Deisinger feels that “there is often an inappropriate, limited focus on students who might pose a threat, which loses sight of the fact that faculty, staff, and visitors can also pose dangers to the community.” Institutions should instead favor integrated teams that can address all threats posed to the college or university.

He offers the example of the Virginia Tech approach, which actually consists of two teams to manage the volume and diversity of cases they face. A student assistance (CARE) team focuses on student needs — resource needs that do not constitute a threat to the university — such as housing or counseling. A second team is focused on threat assessment and addresses all threats posed to the institution, such as concerns about violence toward self and others.

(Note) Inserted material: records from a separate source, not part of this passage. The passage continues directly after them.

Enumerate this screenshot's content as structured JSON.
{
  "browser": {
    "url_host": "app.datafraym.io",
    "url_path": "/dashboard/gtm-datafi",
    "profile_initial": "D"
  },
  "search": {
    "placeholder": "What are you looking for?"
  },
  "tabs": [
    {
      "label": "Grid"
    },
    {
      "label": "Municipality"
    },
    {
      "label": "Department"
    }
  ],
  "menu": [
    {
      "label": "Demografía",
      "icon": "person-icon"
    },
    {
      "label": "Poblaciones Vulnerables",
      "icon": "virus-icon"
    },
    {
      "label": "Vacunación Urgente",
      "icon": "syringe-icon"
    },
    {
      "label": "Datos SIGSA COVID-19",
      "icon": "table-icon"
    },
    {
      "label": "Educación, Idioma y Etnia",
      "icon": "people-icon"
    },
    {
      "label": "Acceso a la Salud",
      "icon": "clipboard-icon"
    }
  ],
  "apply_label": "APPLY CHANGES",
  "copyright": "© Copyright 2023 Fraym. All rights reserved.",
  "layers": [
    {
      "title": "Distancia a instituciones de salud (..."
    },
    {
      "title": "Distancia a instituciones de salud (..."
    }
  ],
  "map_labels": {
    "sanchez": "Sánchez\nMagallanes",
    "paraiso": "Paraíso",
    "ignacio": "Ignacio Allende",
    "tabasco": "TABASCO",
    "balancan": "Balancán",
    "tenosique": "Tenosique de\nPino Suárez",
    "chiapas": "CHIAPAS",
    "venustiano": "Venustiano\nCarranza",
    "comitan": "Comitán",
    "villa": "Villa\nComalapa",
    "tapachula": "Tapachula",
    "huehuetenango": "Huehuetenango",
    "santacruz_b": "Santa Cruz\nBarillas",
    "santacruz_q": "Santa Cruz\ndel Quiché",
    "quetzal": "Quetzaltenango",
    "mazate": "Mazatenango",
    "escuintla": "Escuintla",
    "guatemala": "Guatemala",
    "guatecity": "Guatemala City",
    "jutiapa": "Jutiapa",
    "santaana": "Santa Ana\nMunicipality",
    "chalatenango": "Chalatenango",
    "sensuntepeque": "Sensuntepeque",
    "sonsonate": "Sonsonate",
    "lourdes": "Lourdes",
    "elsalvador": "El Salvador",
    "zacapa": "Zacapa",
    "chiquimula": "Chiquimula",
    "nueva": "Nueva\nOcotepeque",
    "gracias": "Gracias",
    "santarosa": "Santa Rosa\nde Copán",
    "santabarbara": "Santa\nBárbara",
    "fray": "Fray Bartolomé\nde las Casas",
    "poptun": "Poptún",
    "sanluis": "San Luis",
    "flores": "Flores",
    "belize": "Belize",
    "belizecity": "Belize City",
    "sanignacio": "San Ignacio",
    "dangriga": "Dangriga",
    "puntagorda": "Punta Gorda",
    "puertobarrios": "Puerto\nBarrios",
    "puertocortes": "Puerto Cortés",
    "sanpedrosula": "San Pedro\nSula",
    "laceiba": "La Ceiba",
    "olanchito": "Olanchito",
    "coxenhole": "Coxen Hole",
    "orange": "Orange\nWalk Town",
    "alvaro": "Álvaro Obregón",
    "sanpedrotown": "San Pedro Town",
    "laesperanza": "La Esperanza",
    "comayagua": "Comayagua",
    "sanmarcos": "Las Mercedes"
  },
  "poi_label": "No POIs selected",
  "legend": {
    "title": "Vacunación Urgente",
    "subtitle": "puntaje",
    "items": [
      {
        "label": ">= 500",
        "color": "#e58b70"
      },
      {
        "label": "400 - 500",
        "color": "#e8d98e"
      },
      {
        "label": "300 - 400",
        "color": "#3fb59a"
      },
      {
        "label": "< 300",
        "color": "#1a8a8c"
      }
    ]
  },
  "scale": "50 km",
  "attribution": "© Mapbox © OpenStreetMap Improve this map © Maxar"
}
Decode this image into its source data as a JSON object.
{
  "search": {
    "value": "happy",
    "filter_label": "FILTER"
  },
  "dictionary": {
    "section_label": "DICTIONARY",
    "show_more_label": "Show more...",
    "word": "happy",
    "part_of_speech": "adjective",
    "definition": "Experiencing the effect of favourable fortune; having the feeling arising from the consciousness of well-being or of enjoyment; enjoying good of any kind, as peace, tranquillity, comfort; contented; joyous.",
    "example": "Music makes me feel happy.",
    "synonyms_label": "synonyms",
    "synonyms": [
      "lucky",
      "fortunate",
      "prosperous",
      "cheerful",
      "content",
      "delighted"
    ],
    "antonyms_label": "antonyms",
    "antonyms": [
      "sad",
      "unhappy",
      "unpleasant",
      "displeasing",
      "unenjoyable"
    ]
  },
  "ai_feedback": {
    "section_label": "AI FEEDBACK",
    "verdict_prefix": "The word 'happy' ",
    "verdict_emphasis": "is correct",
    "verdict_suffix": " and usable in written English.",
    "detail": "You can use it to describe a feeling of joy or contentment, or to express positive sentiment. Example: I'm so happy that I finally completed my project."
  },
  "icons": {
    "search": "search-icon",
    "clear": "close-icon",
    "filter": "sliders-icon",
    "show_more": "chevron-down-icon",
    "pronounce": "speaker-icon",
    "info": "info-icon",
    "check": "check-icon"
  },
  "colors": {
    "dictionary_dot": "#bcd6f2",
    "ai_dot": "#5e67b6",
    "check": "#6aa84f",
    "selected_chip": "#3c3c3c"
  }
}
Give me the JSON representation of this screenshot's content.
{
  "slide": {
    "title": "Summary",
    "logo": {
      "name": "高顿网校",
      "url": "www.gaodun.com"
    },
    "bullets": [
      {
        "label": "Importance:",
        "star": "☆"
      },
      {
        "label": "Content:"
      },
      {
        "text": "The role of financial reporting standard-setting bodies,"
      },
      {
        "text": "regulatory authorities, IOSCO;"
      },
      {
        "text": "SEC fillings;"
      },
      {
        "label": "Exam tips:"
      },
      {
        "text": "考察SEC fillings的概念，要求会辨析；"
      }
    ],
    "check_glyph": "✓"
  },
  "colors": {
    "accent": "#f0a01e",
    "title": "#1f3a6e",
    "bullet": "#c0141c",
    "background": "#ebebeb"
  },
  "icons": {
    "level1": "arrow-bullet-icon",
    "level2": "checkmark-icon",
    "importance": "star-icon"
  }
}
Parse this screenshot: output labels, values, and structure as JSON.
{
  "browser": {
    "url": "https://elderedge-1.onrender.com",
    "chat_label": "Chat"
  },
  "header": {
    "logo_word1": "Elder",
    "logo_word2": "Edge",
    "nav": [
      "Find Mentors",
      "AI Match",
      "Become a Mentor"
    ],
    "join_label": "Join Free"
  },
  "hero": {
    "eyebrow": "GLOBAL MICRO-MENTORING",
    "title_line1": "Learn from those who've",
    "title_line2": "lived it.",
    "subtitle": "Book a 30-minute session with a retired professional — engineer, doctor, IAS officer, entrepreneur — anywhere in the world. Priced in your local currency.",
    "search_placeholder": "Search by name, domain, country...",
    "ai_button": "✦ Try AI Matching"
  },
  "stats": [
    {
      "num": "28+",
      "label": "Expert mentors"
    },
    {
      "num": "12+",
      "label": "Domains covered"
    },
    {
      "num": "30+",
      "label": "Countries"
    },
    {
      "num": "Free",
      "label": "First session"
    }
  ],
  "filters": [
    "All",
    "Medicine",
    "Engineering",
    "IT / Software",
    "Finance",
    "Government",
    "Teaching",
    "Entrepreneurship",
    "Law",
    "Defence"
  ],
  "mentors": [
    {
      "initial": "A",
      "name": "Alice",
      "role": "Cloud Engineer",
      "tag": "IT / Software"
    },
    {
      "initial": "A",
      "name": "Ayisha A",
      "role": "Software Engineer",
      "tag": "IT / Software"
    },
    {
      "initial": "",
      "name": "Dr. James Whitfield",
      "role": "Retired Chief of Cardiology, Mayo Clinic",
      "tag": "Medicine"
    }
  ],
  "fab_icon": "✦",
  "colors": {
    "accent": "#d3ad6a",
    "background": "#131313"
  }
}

Third Pitfall: Don’t Reinvent the Wheel

Don’t reinvent the wheel. Deisinger points out that “our cousins in the K-12 arena on the threat assessment side are a decade ahead of us … they faced these challenges after Columbine.” In the 1980s, the focus on postal shootings led to a sharp increase in the number of workplace violence intervention programs. These integrated models go back a long way. And there are also a number of long-standing higher-ed models that institutions can look to, including Iowa State University, Arizona State University, the University of Maryland, and The Ohio State University.

Fourth Pitfall: Not Doing Your Due Diligence with Vendors

Since the tragedy at Virginia Tech in 2007, and the following incident at Northern Illinois University, safety issues at college campuses have become a cottage industry, with many vendors claiming expertise in the field. Vet vendors carefully, and test their resources and experience. Deisinger notes that “there are some things out there that are pretty flashy but just don’t make any sense.”

In this December 2010 blog post, Gene Deisinger and Marisa Randazzo suggest five questions to ask when vetting a vendor:

  • “How much direct experience do you have in investigating, evaluating, and/or managing individual threat cases?”
  • “Give me examples of the different types of cases you have handled, and what you found that worked effectively to address some of those situations”
  • “Tell me about your most challenging case, or about an intervention that did not work well and what you did to resolve that situation”
  • “What will your references say is your greatest strength? Your biggest weakness?”
  • “Who can verify your credentials?”

Fifth Pitfall: Failing to Follow Up

“Threat assessment and management is a process, not an event,” Deisinger cautions. “Campuses are often effective at gathering information and making an initial intervention, but then neglect to monitor, follow up, and assess whether the initial intervention was sufficient. And for the more complex and dangerous cases, a single intervention is unlikely to be sufficient.”

The solution: adopt a truly multidisciplinary approach. Being able to bring different entities to the table from across your institution means that you will also be able to bring access varied information sources to help monitor a situation. “Your team’s job,” Deisinger suggests, “is to bring all the resources and information channels you have together into one room — and then continue checking in over time until the situation no longer meets the threat threshold defined by the mission of your team.”